▶ **About this exercise**: Each line from the one with "Read all visible content and emit it as JSON." through the final line of the entries below must be printed exactly, and the pictures must not be.

Element data from apps and pages
==*==
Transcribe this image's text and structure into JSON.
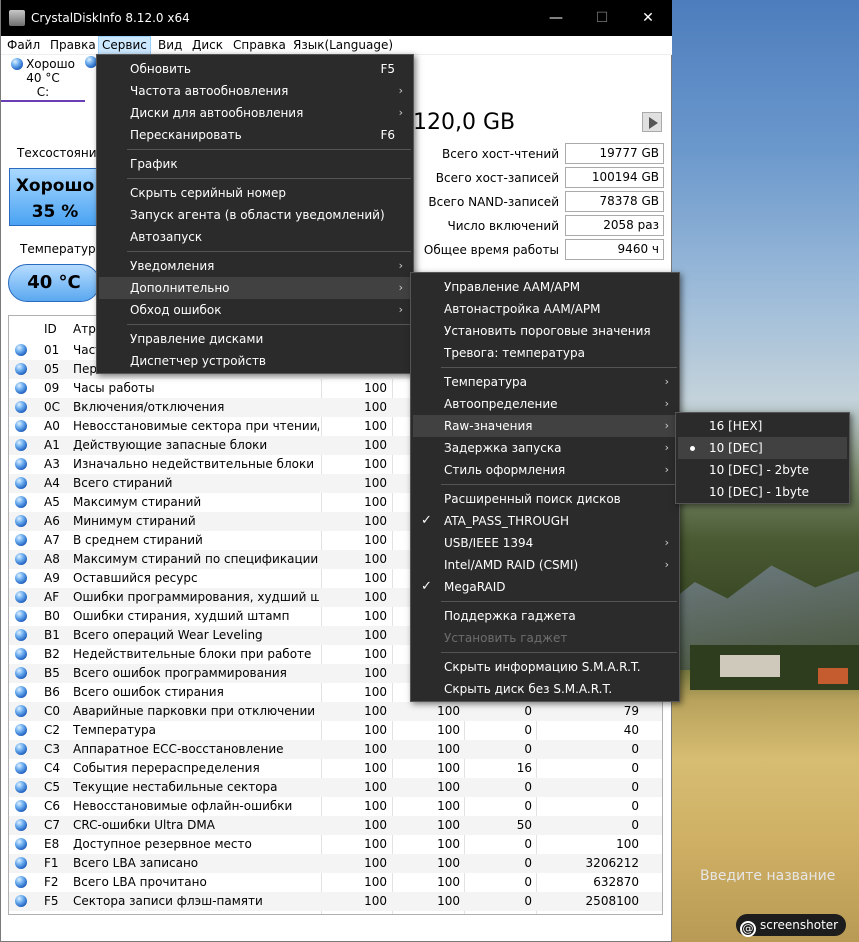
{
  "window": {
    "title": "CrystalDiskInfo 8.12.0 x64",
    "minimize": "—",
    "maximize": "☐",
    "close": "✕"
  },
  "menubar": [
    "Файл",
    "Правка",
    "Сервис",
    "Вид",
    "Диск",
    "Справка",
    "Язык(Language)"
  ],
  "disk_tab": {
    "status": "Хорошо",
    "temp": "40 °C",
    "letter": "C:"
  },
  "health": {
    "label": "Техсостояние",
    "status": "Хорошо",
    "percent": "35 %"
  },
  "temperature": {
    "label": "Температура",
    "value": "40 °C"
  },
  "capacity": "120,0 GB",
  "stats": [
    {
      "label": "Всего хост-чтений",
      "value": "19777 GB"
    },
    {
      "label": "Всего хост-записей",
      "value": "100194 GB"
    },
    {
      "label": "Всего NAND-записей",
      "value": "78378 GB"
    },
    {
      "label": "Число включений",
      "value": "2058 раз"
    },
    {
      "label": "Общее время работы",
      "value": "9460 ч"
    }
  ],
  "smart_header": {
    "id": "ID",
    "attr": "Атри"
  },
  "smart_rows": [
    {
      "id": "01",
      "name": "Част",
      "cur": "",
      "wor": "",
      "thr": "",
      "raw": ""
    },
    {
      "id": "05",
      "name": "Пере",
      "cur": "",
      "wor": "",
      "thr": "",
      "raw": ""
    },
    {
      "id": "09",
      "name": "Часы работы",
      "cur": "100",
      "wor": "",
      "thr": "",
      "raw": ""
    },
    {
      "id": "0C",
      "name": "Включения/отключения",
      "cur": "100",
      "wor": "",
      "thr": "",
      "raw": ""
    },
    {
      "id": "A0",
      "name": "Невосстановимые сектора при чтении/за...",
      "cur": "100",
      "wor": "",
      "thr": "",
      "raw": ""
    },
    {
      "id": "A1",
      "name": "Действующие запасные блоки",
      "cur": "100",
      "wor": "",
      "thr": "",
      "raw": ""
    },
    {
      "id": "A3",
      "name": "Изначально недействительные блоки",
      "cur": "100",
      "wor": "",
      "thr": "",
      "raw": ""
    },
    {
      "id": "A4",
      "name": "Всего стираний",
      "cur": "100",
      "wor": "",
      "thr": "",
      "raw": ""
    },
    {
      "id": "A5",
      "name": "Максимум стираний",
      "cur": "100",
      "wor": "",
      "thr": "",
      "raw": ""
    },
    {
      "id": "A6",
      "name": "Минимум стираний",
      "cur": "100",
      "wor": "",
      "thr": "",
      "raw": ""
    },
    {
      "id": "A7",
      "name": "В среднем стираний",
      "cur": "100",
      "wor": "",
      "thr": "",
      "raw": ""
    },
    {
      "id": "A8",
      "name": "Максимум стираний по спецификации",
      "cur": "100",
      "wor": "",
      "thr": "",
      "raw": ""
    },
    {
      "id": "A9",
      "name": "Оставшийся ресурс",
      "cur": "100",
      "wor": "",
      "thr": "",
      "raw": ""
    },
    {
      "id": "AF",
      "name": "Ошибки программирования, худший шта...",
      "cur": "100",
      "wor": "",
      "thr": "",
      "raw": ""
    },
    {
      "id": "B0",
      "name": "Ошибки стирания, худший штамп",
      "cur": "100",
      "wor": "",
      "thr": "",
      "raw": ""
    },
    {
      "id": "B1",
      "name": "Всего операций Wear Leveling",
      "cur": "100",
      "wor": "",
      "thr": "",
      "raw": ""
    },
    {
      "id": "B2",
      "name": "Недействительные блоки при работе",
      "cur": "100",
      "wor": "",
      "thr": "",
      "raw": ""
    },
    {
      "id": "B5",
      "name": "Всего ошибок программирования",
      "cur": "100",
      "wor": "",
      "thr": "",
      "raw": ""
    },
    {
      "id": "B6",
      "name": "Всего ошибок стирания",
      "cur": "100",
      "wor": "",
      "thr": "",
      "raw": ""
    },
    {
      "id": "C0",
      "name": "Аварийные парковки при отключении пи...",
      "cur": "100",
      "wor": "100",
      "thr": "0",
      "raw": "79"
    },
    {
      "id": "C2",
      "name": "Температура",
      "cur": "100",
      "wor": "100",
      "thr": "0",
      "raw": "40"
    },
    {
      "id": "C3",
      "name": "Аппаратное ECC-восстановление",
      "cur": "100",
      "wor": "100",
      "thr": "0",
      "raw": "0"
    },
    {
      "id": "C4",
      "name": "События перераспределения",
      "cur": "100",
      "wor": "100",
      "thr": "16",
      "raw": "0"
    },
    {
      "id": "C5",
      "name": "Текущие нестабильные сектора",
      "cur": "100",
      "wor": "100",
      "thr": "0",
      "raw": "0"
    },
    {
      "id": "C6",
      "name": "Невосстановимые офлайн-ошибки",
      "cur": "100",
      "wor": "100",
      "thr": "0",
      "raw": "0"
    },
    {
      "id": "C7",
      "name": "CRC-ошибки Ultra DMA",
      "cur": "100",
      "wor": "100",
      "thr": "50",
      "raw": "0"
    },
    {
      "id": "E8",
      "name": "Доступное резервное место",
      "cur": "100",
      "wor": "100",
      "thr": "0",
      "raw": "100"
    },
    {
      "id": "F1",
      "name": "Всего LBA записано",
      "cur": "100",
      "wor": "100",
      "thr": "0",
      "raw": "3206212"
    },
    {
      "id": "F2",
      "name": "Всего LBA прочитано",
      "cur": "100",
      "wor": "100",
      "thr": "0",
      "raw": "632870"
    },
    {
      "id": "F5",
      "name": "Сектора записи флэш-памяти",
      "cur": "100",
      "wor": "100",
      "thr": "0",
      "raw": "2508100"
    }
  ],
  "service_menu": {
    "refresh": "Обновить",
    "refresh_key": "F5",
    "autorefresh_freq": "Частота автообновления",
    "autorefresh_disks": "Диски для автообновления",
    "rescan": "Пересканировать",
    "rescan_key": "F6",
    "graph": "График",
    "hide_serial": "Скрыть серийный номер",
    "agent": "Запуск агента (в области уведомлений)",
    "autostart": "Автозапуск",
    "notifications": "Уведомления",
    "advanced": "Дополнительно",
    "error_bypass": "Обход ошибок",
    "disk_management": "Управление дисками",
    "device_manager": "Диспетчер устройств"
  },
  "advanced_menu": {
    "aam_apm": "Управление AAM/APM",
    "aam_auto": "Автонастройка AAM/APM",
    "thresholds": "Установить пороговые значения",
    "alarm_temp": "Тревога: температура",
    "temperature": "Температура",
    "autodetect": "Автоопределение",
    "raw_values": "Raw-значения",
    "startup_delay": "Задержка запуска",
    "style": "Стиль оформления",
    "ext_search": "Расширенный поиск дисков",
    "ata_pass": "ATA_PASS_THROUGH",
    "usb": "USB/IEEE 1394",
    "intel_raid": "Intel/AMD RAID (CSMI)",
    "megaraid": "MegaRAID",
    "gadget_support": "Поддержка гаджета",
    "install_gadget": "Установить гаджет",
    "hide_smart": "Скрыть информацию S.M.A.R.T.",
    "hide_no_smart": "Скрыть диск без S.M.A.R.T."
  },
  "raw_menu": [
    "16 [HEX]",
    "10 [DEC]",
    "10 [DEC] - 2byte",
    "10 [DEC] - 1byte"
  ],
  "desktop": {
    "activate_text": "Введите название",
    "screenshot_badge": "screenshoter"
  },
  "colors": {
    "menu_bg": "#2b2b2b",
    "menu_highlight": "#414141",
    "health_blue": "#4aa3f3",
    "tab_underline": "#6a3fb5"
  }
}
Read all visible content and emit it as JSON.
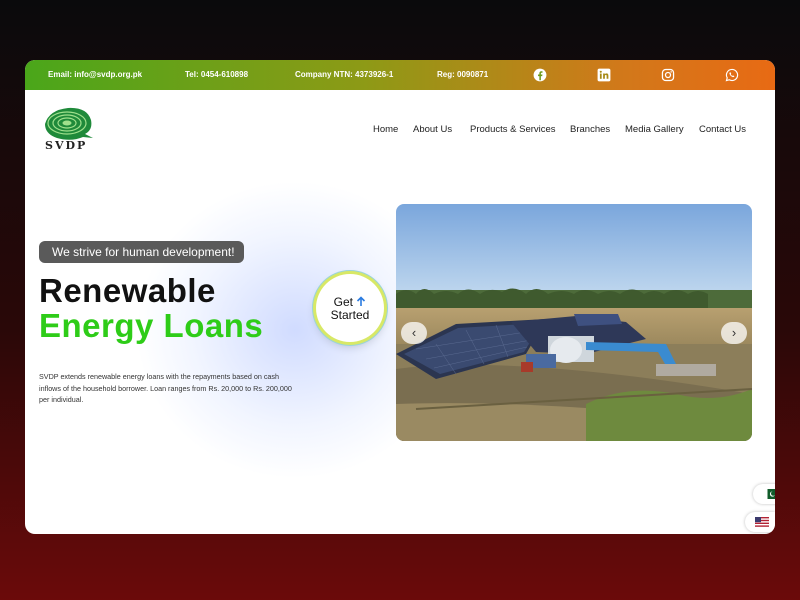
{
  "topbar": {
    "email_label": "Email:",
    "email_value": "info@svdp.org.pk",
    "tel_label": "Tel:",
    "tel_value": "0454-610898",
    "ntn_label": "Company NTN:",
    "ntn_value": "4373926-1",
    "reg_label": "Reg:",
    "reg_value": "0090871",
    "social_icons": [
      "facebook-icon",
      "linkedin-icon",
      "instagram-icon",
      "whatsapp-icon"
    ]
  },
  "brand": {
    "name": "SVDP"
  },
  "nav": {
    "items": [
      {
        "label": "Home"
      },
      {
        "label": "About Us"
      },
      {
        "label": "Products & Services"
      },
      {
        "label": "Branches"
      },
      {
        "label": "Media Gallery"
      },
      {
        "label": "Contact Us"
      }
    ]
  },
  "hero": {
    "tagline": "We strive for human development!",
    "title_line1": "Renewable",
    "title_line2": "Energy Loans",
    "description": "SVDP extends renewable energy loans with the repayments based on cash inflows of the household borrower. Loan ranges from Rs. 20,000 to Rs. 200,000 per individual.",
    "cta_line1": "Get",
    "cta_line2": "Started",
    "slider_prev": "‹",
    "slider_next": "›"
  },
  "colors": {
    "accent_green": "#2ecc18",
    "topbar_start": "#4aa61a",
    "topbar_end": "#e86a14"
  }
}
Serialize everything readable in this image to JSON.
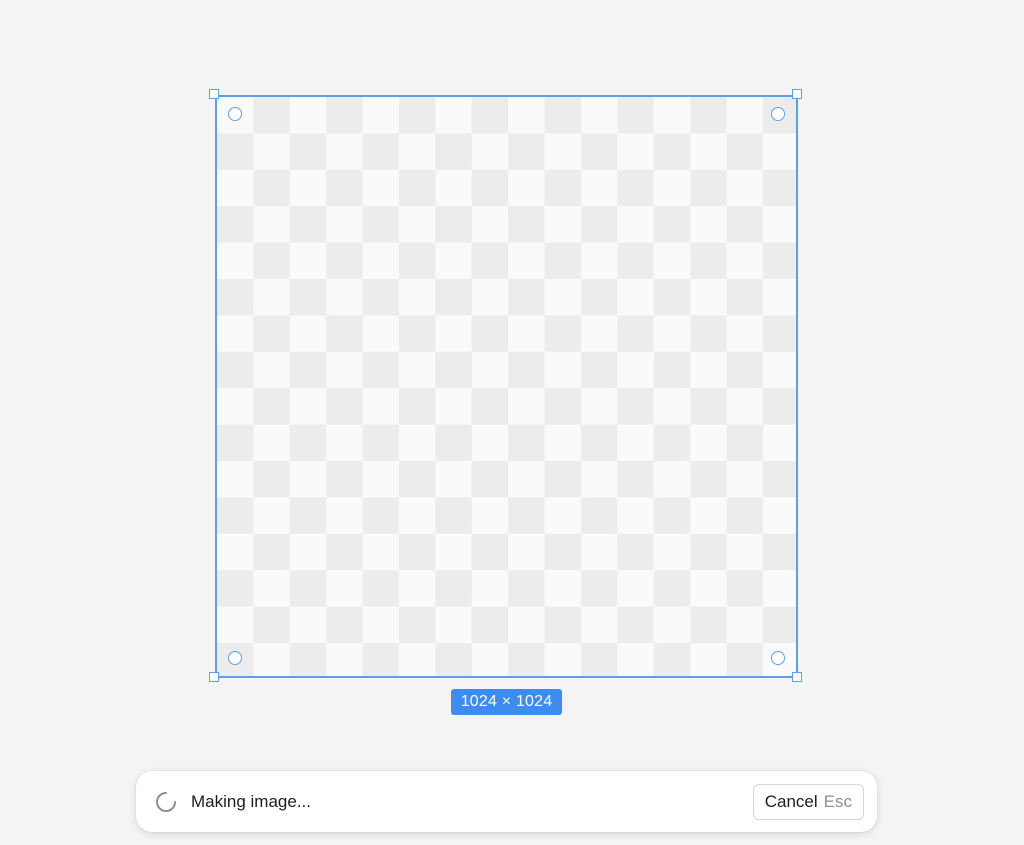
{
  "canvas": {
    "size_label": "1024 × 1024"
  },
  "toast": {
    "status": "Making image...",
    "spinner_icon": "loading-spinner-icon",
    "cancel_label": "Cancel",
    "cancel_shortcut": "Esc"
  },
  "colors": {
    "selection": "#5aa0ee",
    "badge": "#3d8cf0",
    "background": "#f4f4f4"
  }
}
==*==
▶ **Exercise result**:
Read all visible content and emit it as JSON.
{
  "topbar": {
    "email_label": "Email:",
    "email_value": "info@svdp.org.pk",
    "tel_label": "Tel:",
    "tel_value": "0454-610898",
    "ntn_label": "Company NTN:",
    "ntn_value": "4373926-1",
    "reg_label": "Reg:",
    "reg_value": "0090871",
    "social_icons": [
      "facebook-icon",
      "linkedin-icon",
      "instagram-icon",
      "whatsapp-icon"
    ]
  },
  "brand": {
    "name": "SVDP"
  },
  "nav": {
    "items": [
      {
        "label": "Home"
      },
      {
        "label": "About Us"
      },
      {
        "label": "Products & Services"
      },
      {
        "label": "Branches"
      },
      {
        "label": "Media Gallery"
      },
      {
        "label": "Contact Us"
      }
    ]
  },
  "hero": {
    "tagline": "We strive for human development!",
    "title_line1": "Renewable",
    "title_line2": "Energy Loans",
    "description": "SVDP extends renewable energy loans with the repayments based on cash inflows of the household borrower. Loan ranges from Rs. 20,000 to Rs. 200,000 per individual.",
    "cta_line1": "Get",
    "cta_line2": "Started",
    "slider_prev": "‹",
    "slider_next": "›"
  },
  "colors": {
    "accent_green": "#2ecc18",
    "topbar_start": "#4aa61a",
    "topbar_end": "#e86a14"
  }
}
Serialize everything readable in this image to JSON.
{
  "canvas": {
    "size_label": "1024 × 1024"
  },
  "toast": {
    "status": "Making image...",
    "spinner_icon": "loading-spinner-icon",
    "cancel_label": "Cancel",
    "cancel_shortcut": "Esc"
  },
  "colors": {
    "selection": "#5aa0ee",
    "badge": "#3d8cf0",
    "background": "#f4f4f4"
  }
}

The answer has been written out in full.